§ Description of the task
Each record is to be given again precisely as written.

*** Recorded information Section Begins ***

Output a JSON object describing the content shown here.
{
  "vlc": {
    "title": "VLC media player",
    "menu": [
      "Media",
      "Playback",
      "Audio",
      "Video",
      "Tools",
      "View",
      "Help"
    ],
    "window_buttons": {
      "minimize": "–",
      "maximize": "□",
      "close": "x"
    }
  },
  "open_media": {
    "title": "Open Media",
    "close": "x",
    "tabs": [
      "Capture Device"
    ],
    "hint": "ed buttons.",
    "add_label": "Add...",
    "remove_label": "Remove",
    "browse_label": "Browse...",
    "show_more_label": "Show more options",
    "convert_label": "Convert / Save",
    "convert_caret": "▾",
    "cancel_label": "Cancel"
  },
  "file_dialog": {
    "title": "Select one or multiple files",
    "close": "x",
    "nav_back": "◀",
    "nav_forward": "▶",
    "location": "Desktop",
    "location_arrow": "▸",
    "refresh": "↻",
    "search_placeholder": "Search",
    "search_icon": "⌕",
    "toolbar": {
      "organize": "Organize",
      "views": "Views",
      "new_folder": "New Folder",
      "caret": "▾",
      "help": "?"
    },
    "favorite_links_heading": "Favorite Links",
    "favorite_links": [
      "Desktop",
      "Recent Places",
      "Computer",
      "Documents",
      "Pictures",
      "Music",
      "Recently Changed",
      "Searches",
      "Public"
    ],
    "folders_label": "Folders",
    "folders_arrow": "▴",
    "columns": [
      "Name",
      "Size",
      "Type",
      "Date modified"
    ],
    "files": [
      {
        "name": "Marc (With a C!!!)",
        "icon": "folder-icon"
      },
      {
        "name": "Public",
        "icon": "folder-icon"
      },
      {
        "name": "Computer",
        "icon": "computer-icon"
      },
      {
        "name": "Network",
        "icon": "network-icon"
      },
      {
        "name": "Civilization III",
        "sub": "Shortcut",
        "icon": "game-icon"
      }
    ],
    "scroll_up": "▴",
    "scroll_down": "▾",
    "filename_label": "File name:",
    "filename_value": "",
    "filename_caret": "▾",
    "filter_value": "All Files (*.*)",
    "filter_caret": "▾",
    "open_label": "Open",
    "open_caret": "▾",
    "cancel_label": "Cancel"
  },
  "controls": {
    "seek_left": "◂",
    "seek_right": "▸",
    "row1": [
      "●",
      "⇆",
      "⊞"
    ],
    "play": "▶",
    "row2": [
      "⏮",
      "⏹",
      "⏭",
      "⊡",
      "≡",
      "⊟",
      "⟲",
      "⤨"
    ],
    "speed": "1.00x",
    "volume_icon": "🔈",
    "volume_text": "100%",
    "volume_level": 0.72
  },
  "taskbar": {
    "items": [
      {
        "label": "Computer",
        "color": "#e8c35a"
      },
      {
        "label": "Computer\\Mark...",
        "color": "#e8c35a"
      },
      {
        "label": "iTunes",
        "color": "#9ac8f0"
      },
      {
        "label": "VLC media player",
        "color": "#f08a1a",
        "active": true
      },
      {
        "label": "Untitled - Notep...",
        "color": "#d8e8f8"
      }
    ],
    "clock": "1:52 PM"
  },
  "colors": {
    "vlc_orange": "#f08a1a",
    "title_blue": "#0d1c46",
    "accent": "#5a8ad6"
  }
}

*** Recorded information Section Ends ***

§ Task solution
Output a JSON object describing the content shown here.
{
  "vlc": {
    "title": "VLC media player",
    "menu": [
      "Media",
      "Playback",
      "Audio",
      "Video",
      "Tools",
      "View",
      "Help"
    ],
    "window_buttons": {
      "minimize": "–",
      "maximize": "□",
      "close": "x"
    }
  },
  "open_media": {
    "title": "Open Media",
    "close": "x",
    "tabs": [
      "Capture Device"
    ],
    "hint": "ed buttons.",
    "add_label": "Add...",
    "remove_label": "Remove",
    "browse_label": "Browse...",
    "show_more_label": "Show more options",
    "convert_label": "Convert / Save",
    "convert_caret": "▾",
    "cancel_label": "Cancel"
  },
  "file_dialog": {
    "title": "Select one or multiple files",
    "close": "x",
    "nav_back": "◀",
    "nav_forward": "▶",
    "location": "Desktop",
    "location_arrow": "▸",
    "refresh": "↻",
    "search_placeholder": "Search",
    "search_icon": "⌕",
    "toolbar": {
      "organize": "Organize",
      "views": "Views",
      "new_folder": "New Folder",
      "caret": "▾",
      "help": "?"
    },
    "favorite_links_heading": "Favorite Links",
    "favorite_links": [
      "Desktop",
      "Recent Places",
      "Computer",
      "Documents",
      "Pictures",
      "Music",
      "Recently Changed",
      "Searches",
      "Public"
    ],
    "folders_label": "Folders",
    "folders_arrow": "▴",
    "columns": [
      "Name",
      "Size",
      "Type",
      "Date modified"
    ],
    "files": [
      {
        "name": "Marc (With a C!!!)",
        "icon": "folder-icon"
      },
      {
        "name": "Public",
        "icon": "folder-icon"
      },
      {
        "name": "Computer",
        "icon": "computer-icon"
      },
      {
        "name": "Network",
        "icon": "network-icon"
      },
      {
        "name": "Civilization III",
        "sub": "Shortcut",
        "icon": "game-icon"
      }
    ],
    "scroll_up": "▴",
    "scroll_down": "▾",
    "filename_label": "File name:",
    "filename_value": "",
    "filename_caret": "▾",
    "filter_value": "All Files (*.*)",
    "filter_caret": "▾",
    "open_label": "Open",
    "open_caret": "▾",
    "cancel_label": "Cancel"
  },
  "controls": {
    "seek_left": "◂",
    "seek_right": "▸",
    "row1": [
      "●",
      "⇆",
      "⊞"
    ],
    "play": "▶",
    "row2": [
      "⏮",
      "⏹",
      "⏭",
      "⊡",
      "≡",
      "⊟",
      "⟲",
      "⤨"
    ],
    "speed": "1.00x",
    "volume_icon": "🔈",
    "volume_text": "100%",
    "volume_level": 0.72
  },
  "taskbar": {
    "items": [
      {
        "label": "Computer",
        "color": "#e8c35a"
      },
      {
        "label": "Computer\\Mark...",
        "color": "#e8c35a"
      },
      {
        "label": "iTunes",
        "color": "#9ac8f0"
      },
      {
        "label": "VLC media player",
        "color": "#f08a1a",
        "active": true
      },
      {
        "label": "Untitled - Notep...",
        "color": "#d8e8f8"
      }
    ],
    "clock": "1:52 PM"
  },
  "colors": {
    "vlc_orange": "#f08a1a",
    "title_blue": "#0d1c46",
    "accent": "#5a8ad6"
  }
}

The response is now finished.